GRAZ, Austria — In my degree thesis I tried to present El Paso as a political nation-state buffer zone between Mexico and the United States, an unconventional view of the Sun City sparked by the near-omnipresence of the Border Patrol.
Everything started with naïve questions to my Mexican-American roommate regarding the Border Patrol. I would sometimes see them eat tacos at the table next to mine – in the first couple of weeks after my arrival in El Paso in August 2007. What were they doing? What were they after?
After several discussions with Border Patrol agents at the international border over the purpose of my stay in Mexico and my current legal status in the U.S., I came to regard the southwest U.S. border region as a sort of political nation-state buffer zone.
Especially the checkpoints located on the main highways leading toward the “interior” of the U.S. – one of which I had to pass whenever taking some European visitors to the national monument “White Sands” – only reinforced my “buffer-view.”

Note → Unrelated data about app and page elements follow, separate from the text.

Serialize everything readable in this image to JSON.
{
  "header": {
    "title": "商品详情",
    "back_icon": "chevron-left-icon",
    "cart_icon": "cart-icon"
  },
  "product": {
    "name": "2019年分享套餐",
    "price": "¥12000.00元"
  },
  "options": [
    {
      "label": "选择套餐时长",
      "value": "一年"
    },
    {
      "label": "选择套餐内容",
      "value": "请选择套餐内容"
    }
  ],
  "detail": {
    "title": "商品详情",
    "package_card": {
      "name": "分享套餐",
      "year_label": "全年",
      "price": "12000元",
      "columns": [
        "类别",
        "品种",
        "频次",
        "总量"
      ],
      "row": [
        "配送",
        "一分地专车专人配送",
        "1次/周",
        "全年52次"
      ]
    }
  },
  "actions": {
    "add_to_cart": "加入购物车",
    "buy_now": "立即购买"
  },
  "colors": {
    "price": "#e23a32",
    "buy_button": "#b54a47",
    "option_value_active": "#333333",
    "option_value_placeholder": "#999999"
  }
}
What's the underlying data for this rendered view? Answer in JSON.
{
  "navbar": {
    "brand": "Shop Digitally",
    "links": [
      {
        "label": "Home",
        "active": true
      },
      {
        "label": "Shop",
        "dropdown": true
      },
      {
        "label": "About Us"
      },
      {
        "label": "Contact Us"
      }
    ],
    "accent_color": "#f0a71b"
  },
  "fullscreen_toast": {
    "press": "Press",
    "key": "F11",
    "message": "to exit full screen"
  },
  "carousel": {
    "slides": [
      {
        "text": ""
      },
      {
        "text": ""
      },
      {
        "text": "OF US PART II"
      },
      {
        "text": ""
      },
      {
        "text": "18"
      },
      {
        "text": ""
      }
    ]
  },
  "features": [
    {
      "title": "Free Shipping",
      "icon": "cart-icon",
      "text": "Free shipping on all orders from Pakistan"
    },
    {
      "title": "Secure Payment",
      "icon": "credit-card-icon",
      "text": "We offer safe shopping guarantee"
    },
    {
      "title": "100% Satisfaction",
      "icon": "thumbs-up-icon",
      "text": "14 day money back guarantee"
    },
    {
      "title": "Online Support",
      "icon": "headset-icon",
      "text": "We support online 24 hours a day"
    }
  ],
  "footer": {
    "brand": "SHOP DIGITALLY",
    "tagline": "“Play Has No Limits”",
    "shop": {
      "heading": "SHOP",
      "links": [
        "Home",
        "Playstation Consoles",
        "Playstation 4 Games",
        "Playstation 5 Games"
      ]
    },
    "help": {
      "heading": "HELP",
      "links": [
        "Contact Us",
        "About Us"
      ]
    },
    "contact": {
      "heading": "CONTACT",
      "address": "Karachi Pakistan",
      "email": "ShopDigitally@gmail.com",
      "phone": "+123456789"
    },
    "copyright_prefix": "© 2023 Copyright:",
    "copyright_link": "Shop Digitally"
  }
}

The more I delved into literature about El Paso, the more I started thinking about other kinds of buffers. Besides the obvious economical buffering qualities of El Paso, the average income level of U.S. border towns being much lower than the national average,
I also chose to include socio-cultural aspects, such as the personality traits “biculturalism” and “bi-nationalism” among border inhabitants, into my buffer-framework.
What became soon apparent to me were the contradictory trends, especially within the last 20 years, of fortifying the border against undocumented immigration and at the same time opening the border for goods and capital.
While calling for economical integration (e.g. NAFTA 1994), the militarization and policing efforts, which started to gain momentum with the launching of Operation Blockade/Hold-the-Line in El Paso, is resulting in the gradual separation of Mexico and the U.S. in general, and of local micro-cultures in particular.
In Austria things are not as different as one might think. Just one month ago the Austrian parliament agreed to extend the, now called, “NEW military assistance” (as a follow up to the “military assistance”) for the eastern borders with Hungary and Slovakia for one more year until the end of 2010.
As a country located at the fringe of “Western Europe” Austria had to keep its borders secure for several decades until the Iron Curtain finally fell in 1989. Even after the breakdown of the Soviet Union and the fading threat of communism Austria had to keep its borders tight, admittedly with varying rigidity regarding the 8 neighboring countries (see map).
Not even Austria’s becoming member of the European Union (EU) in 1995, allowing for the free flow of capital and goods while maintaining the doors shut for people (not unlike the U.S. Mexico-cooperation today), changed the border enforcement policy significantly.
Eventually, Austria’s joining the Schengen in 1997, enabling the free flow of people between certain “Schengen States” within the EU, made redundant the systematic controls at most of Austria’s international boundaries.
Hungary and Slovakia became “Schengen States” only recently on January 1, 2008. Contrary to the premise of the Schengen Agreement, however, Austria refrained from removing the military from its Eastern border; officially not due to reasons of national security but, according to Austria’s minister of defense, out of “respect for the subjective sense of security” of the eastern Austrian “borderlanders” (86% of the most eastern province of Austria, Burgenland, were in favor of the extension of the military operation).
Thus, what we are facing is the contradiction that there are 800 men strong armed forces “protecting” a 300 miles stretch of international border; a border that, by now, should not be more than a symbolic line between friendly nations.
In times of near-total economic integration and cross cultural cooperation and dialog not only between countries located within the EU, but moreover of countries sharing the “Schengen-Agreement”, by law making possible the free flow of people, the situation is paradoxical.
It is not my position as an outsider to openly call into question the policies of a nation in which I was only a visitor and guest (the U.S.) for almost two years (2007-2009), but I may call into question the policies of the nation in which I am allowed to vote; and the deployment of almost a thousand soldiers armed with rifles not only directly at the border, but also in front of supermarkets and train stations, is, besides being arguably unconstitutional, highly questionable.
Hence, ironically it was the practices employed for the sake of border enforcement along the southwest U.S. border that made me reflect on border enforcement in my home country. Measures of border enforcement in the U.S. and Austria are undertaken at a whole different scale and with a different rationale.
While in Austria the motives for deploying the military to the border is crime prevention; in the U.S. efforts of border protection serve the greater goal of curtailing immigration and the smuggling of contraband (aside from various motivations related to “homeland security”); however; any kind of border enforcement in any country certainly is prone to provoke (or reinforce existing) tensions between countries. At least within the European Union there should be no place for such practices of border enforcement.